ESA’s Director of Earth Observation Programmes Volker Liebig said, “2005 will be a big year for European space activities: we have seen the Huygens probe land on Titan; we will see the new Ariane 5 launch tomorrow; in June we launch the CRYOSAT satellite, which will observe changes in the polar ice caps; and we will send two more European astronauts to the International Space Station. In addition, we will see the further development of Europe’s ‘Global Monitoring for Environment and Security’ (GMES) initiative. GMES is now seen as a model for the ‘Global Earth Observation System of Systems’, currently being developed with our global partners.

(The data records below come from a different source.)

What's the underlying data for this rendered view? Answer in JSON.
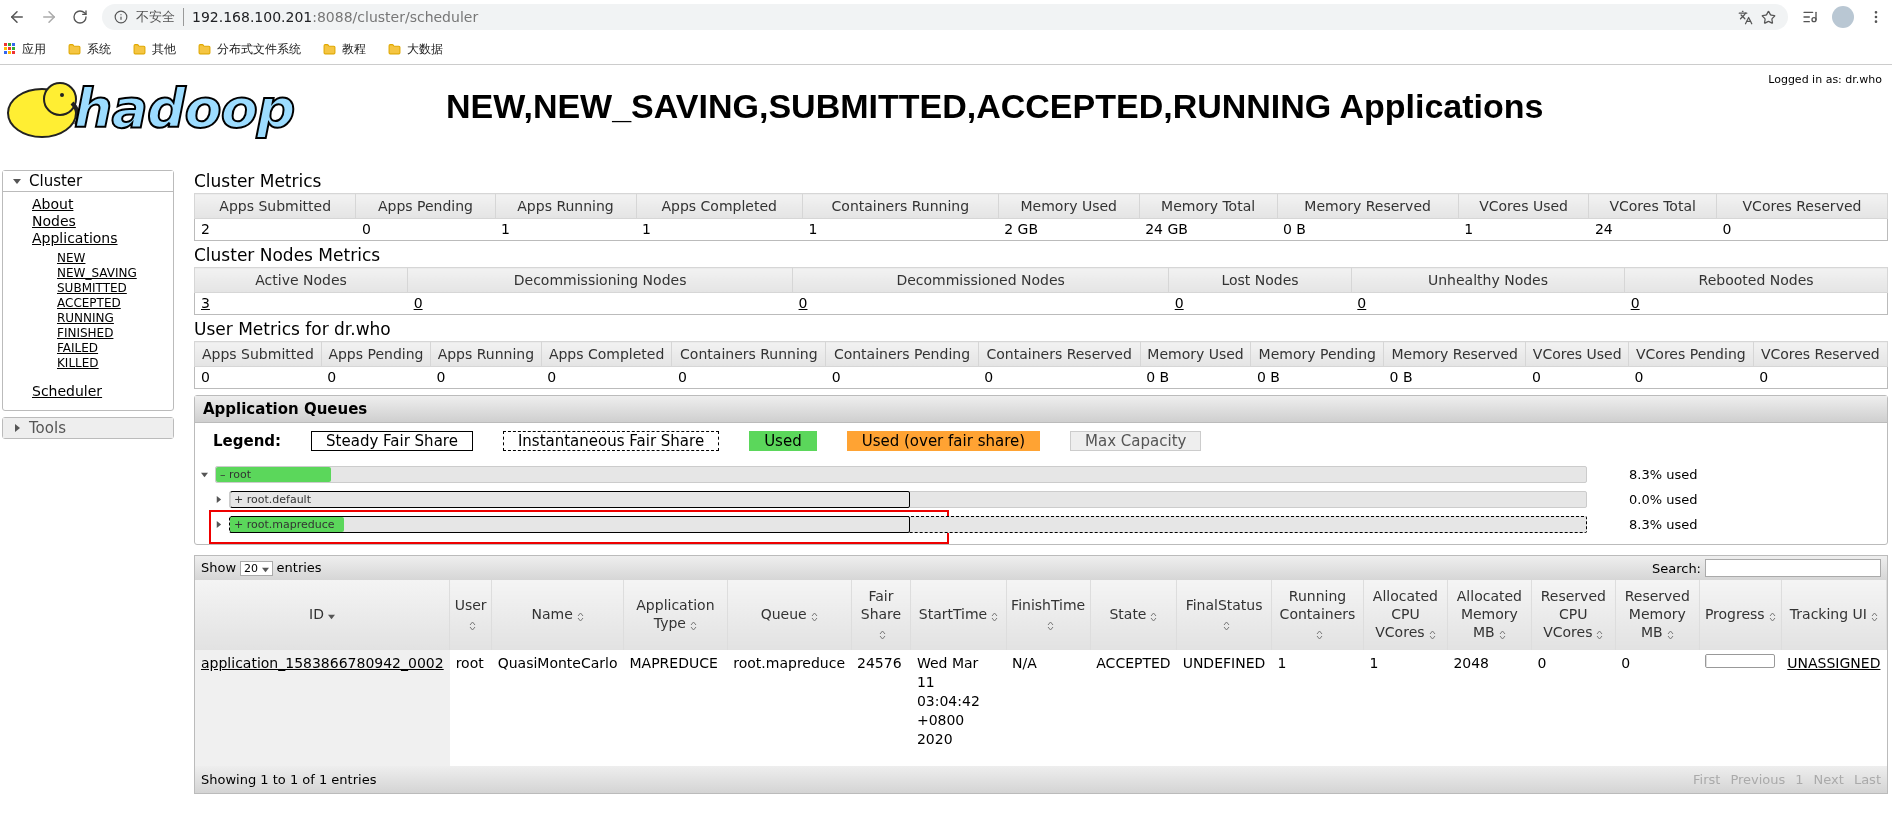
{
  "browser": {
    "security": "不安全",
    "url_host": "192.168.100.201",
    "url_rest": ":8088/cluster/scheduler",
    "bookmarks": [
      {
        "label": "应用",
        "kind": "apps"
      },
      {
        "label": "系统",
        "kind": "folder"
      },
      {
        "label": "其他",
        "kind": "folder"
      },
      {
        "label": "分布式文件系统",
        "kind": "folder"
      },
      {
        "label": "教程",
        "kind": "folder"
      },
      {
        "label": "大数据",
        "kind": "folder"
      }
    ]
  },
  "header": {
    "logo": "hadoop",
    "title": "NEW,NEW_SAVING,SUBMITTED,ACCEPTED,RUNNING Applications",
    "logged_in": "Logged in as: dr.who"
  },
  "sidebar": [
    {
      "label": "Cluster",
      "expanded": true,
      "items": [
        {
          "label": "About"
        },
        {
          "label": "Nodes"
        },
        {
          "label": "Applications",
          "children": [
            {
              "label": "NEW"
            },
            {
              "label": "NEW_SAVING"
            },
            {
              "label": "SUBMITTED"
            },
            {
              "label": "ACCEPTED"
            },
            {
              "label": "RUNNING"
            },
            {
              "label": "FINISHED"
            },
            {
              "label": "FAILED"
            },
            {
              "label": "KILLED"
            }
          ]
        },
        {
          "label": "Scheduler"
        }
      ]
    },
    {
      "label": "Tools",
      "expanded": false
    }
  ],
  "metrics": [
    {
      "title": "Cluster Metrics",
      "linked": false,
      "columns": [
        "Apps Submitted",
        "Apps Pending",
        "Apps Running",
        "Apps Completed",
        "Containers Running",
        "Memory Used",
        "Memory Total",
        "Memory Reserved",
        "VCores Used",
        "VCores Total",
        "VCores Reserved"
      ],
      "values": [
        "2",
        "0",
        "1",
        "1",
        "1",
        "2 GB",
        "24 GB",
        "0 B",
        "1",
        "24",
        "0"
      ]
    },
    {
      "title": "Cluster Nodes Metrics",
      "linked": true,
      "columns": [
        "Active Nodes",
        "Decommissioning Nodes",
        "Decommissioned Nodes",
        "Lost Nodes",
        "Unhealthy Nodes",
        "Rebooted Nodes"
      ],
      "values": [
        "3",
        "0",
        "0",
        "0",
        "0",
        "0"
      ]
    },
    {
      "title": "User Metrics for dr.who",
      "linked": false,
      "columns": [
        "Apps Submitted",
        "Apps Pending",
        "Apps Running",
        "Apps Completed",
        "Containers Running",
        "Containers Pending",
        "Containers Reserved",
        "Memory Used",
        "Memory Pending",
        "Memory Reserved",
        "VCores Used",
        "VCores Pending",
        "VCores Reserved"
      ],
      "values": [
        "0",
        "0",
        "0",
        "0",
        "0",
        "0",
        "0",
        "0 B",
        "0 B",
        "0 B",
        "0",
        "0",
        "0"
      ]
    }
  ],
  "queues": {
    "title": "Application Queues",
    "legend_label": "Legend:",
    "legend": [
      {
        "label": "Steady Fair Share",
        "kind": "steady"
      },
      {
        "label": "Instantaneous Fair Share",
        "kind": "instant"
      },
      {
        "label": "Used",
        "kind": "used"
      },
      {
        "label": "Used (over fair share)",
        "kind": "over"
      },
      {
        "label": "Max Capacity",
        "kind": "max"
      }
    ],
    "items": [
      {
        "name": "root",
        "toggle": "–",
        "kind": "root",
        "expanded": true,
        "level": 0.083,
        "instantaneous": false,
        "highlighted": false,
        "used": "8.3% used"
      },
      {
        "name": "root.default",
        "toggle": "+",
        "kind": "leaf",
        "expanded": false,
        "level": 0,
        "instantaneous": false,
        "highlighted": false,
        "used": "0.0% used"
      },
      {
        "name": "root.mapreduce",
        "toggle": "+",
        "kind": "leaf",
        "expanded": false,
        "level": 0.083,
        "instantaneous": true,
        "highlighted": true,
        "used": "8.3% used"
      }
    ]
  },
  "apps": {
    "show": "Show",
    "page_size": "20",
    "entries": "entries",
    "search_label": "Search:",
    "columns": [
      {
        "label": "ID",
        "sorted": true
      },
      {
        "label": "User",
        "sorted": false
      },
      {
        "label": "Name",
        "sorted": false
      },
      {
        "label": "Application Type",
        "sorted": false
      },
      {
        "label": "Queue",
        "sorted": false
      },
      {
        "label": "Fair Share",
        "sorted": false
      },
      {
        "label": "StartTime",
        "sorted": false
      },
      {
        "label": "FinishTime",
        "sorted": false
      },
      {
        "label": "State",
        "sorted": false
      },
      {
        "label": "FinalStatus",
        "sorted": false
      },
      {
        "label": "Running Containers",
        "sorted": false
      },
      {
        "label": "Allocated CPU VCores",
        "sorted": false
      },
      {
        "label": "Allocated Memory MB",
        "sorted": false
      },
      {
        "label": "Reserved CPU VCores",
        "sorted": false
      },
      {
        "label": "Reserved Memory MB",
        "sorted": false
      },
      {
        "label": "Progress",
        "sorted": false
      },
      {
        "label": "Tracking UI",
        "sorted": false
      }
    ],
    "rows": [
      {
        "cells": [
          "application_1583866780942_0002",
          "root",
          "QuasiMonteCarlo",
          "MAPREDUCE",
          "root.mapreduce",
          "24576",
          "Wed Mar 11 03:04:42 +0800 2020",
          "N/A",
          "ACCEPTED",
          "UNDEFINED",
          "1",
          "1",
          "2048",
          "0",
          "0"
        ],
        "level": 0,
        "tracking": "UNASSIGNED"
      }
    ],
    "info": "Showing 1 to 1 of 1 entries",
    "pager": [
      {
        "label": "First",
        "disabled": true
      },
      {
        "label": "Previous",
        "disabled": true
      },
      {
        "label": "1",
        "disabled": true
      },
      {
        "label": "Next",
        "disabled": true
      },
      {
        "label": "Last",
        "disabled": true
      }
    ]
  }
}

Space is now a major strategic asset for Europe.”

An exciting show

The Earth & Space Expo is part of the joint EU-ESA Earth & Space Week, and includes a collection of exhibits, from genuine Space- and Earth observation-related tools, equipment and artefacts, to state-of-the-art audiovisual and interactive displays and demonstrations.

Visitors can get to know the planet, and the stars, and get a chance to speak, one-on-one, with experts on volcanoes and earthquakes, the polar ice caps and life in the oceans, and maybe even shake hands with an astronaut or two.

The Expo features:

  • Interactive exhibitions of Earth observation tools and applications and how they benefit our world.
  • Eumetsat and weather applications: the Weather link.
  • A display of current and future Space initiatives and a glimpse into how the nations of the world are working together to explore the universe.
  • An Earth & Space Classroom where young people can learn about our planet and beyond.
  • An Earth & Space Cultural Gallery featuring perspectives of our planet and universe from an artistic point of view.
  • A range of seminars, films and presentations designed to educate, inform and inspire.

The Expo is open from now until 20 February 2005, at the Autoworld Museum in Brussels’ Cinquantenaire Park. Entry is free.

Up close with the astronauts

EC Research Director-General and GEO Co-Chair, Achilleas Mitsos said, “For Europe to succeed in science and technology, we must seek to inspire our young people, and what better way to do so than through space?” With that, the winners of the Earth & Space Week ‘Flag for Planet Earth’ contest were announced. Participants included children in three age groups from all around Europe. Vice-President Verheugen, Liebig and Prince Philippe of Belgium presented the prizes.

Also in attendance at the opening were a selection of ESA astronauts, including Pedro Duque, André Kuipers and Belgium’s own Frank de Winne, who mingled with guests and signed autographs.

The EU Constitution prepares to take off!

The ceremony ended with Vice -President Verheugen presenting a copy of the new European Constitution to the European astronaut corps. “This document,” he explained, “will travel into space with our next European astronaut.” The next human mission for ESA will see a European astronaut traveling to the International Space Station aboard the first American shuttle to fly since the Columbia disaster.

More information:

Earth & Space Week website Earth & Space Expo webpage